(Records from a data source)

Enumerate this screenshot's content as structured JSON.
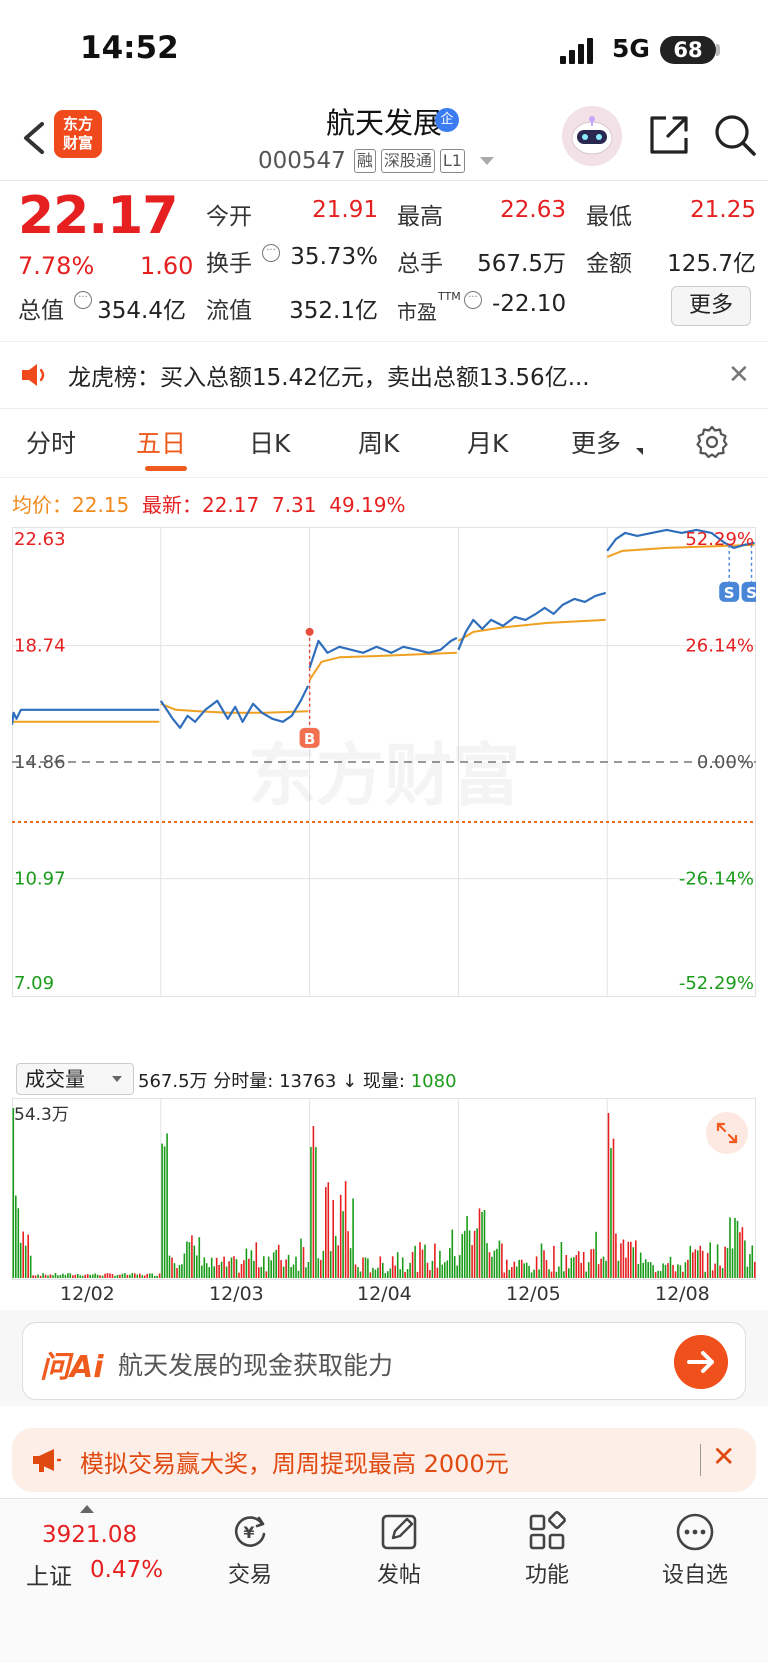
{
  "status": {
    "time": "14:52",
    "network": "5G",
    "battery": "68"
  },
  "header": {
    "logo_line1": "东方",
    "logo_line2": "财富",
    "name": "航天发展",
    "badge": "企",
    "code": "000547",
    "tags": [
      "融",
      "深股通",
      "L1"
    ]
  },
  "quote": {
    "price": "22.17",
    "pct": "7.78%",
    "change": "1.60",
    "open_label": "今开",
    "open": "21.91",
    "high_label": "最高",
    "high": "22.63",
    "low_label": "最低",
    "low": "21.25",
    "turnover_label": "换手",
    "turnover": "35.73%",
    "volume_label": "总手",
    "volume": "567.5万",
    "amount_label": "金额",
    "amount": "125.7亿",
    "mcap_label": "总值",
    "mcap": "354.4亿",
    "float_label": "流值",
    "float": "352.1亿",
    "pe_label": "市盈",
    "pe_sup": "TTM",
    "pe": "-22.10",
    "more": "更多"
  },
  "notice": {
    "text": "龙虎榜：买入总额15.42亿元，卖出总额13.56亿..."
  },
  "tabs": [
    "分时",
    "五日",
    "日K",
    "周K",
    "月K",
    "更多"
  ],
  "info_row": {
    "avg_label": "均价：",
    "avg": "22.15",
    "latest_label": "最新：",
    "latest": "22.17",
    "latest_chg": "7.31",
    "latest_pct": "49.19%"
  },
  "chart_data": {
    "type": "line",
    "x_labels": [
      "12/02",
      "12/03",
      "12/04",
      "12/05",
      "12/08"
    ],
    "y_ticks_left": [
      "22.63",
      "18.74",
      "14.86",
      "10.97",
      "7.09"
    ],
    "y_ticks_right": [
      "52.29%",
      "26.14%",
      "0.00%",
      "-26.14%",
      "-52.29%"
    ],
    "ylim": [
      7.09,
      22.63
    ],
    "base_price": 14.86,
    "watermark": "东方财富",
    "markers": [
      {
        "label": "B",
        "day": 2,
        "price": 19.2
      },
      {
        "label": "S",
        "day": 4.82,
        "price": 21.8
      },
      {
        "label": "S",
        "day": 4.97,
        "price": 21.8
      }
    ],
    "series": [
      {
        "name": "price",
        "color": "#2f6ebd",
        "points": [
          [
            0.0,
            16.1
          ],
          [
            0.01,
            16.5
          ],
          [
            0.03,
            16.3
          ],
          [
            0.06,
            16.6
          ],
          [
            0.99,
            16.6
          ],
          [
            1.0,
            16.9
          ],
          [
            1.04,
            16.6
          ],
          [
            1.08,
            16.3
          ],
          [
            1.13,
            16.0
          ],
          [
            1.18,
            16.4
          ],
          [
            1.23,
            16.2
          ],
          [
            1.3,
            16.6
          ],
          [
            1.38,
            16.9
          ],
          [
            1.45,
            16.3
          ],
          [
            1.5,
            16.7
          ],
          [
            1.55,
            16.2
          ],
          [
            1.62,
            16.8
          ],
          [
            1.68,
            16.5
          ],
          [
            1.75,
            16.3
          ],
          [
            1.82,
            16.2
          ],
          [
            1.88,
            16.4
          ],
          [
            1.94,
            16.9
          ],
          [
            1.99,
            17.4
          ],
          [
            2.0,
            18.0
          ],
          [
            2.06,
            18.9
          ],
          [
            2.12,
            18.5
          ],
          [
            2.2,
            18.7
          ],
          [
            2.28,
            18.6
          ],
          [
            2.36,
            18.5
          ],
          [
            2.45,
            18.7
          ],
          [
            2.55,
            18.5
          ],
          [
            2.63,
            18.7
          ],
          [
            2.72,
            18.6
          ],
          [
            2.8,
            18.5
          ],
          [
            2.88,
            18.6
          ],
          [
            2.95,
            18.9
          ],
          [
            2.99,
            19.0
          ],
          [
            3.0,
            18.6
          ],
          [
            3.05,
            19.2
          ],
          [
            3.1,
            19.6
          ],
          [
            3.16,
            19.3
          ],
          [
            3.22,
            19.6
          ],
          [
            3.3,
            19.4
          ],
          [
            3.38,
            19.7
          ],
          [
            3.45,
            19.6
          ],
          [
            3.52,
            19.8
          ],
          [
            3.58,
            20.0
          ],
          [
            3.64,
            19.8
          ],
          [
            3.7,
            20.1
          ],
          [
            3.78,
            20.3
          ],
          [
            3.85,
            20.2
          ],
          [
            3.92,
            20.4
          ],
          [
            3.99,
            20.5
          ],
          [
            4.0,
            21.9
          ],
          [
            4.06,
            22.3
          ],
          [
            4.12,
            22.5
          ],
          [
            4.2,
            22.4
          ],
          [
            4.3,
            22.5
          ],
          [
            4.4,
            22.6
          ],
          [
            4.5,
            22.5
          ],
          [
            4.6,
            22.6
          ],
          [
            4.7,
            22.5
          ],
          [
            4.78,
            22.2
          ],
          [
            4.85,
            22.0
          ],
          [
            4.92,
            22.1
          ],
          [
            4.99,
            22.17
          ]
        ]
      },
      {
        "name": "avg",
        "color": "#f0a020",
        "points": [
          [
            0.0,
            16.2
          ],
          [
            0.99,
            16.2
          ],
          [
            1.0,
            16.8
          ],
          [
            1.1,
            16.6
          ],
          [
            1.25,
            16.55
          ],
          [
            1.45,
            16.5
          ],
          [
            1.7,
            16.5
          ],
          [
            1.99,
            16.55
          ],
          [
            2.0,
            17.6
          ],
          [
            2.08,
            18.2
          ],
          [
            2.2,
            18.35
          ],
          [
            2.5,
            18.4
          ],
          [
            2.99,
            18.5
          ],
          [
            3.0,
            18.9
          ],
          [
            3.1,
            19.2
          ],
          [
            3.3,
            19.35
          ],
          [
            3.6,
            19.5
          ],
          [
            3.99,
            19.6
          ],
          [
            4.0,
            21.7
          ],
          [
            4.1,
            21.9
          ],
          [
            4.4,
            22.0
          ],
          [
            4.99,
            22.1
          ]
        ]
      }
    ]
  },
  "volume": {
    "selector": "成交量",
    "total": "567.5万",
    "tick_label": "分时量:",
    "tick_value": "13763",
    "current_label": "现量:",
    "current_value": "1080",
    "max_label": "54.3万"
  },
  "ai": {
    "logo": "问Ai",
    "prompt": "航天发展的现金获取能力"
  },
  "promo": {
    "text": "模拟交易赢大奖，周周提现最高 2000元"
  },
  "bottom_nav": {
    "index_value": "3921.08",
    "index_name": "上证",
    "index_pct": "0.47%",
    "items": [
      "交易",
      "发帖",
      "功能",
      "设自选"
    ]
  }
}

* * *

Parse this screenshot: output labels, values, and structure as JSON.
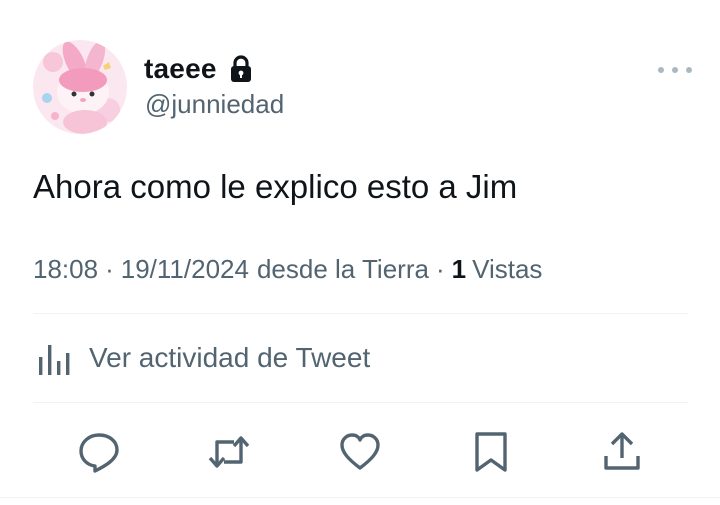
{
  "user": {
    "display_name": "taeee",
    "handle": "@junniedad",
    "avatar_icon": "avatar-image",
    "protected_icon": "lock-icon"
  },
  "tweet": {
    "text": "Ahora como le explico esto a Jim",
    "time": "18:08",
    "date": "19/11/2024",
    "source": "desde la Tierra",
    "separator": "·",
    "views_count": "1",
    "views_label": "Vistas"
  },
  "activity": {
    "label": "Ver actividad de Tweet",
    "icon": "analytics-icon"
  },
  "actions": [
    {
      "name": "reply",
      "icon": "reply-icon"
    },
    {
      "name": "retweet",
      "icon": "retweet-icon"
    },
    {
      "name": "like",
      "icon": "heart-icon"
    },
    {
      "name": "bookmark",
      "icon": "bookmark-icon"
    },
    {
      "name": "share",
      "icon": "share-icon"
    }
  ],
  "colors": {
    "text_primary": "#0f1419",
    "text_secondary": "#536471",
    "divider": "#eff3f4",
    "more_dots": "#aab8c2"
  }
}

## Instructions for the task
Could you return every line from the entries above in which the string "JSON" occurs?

## Task result
Enumerate this screenshot's content as structured JSON.
Parse this screenshot: output labels, values, and structure as JSON.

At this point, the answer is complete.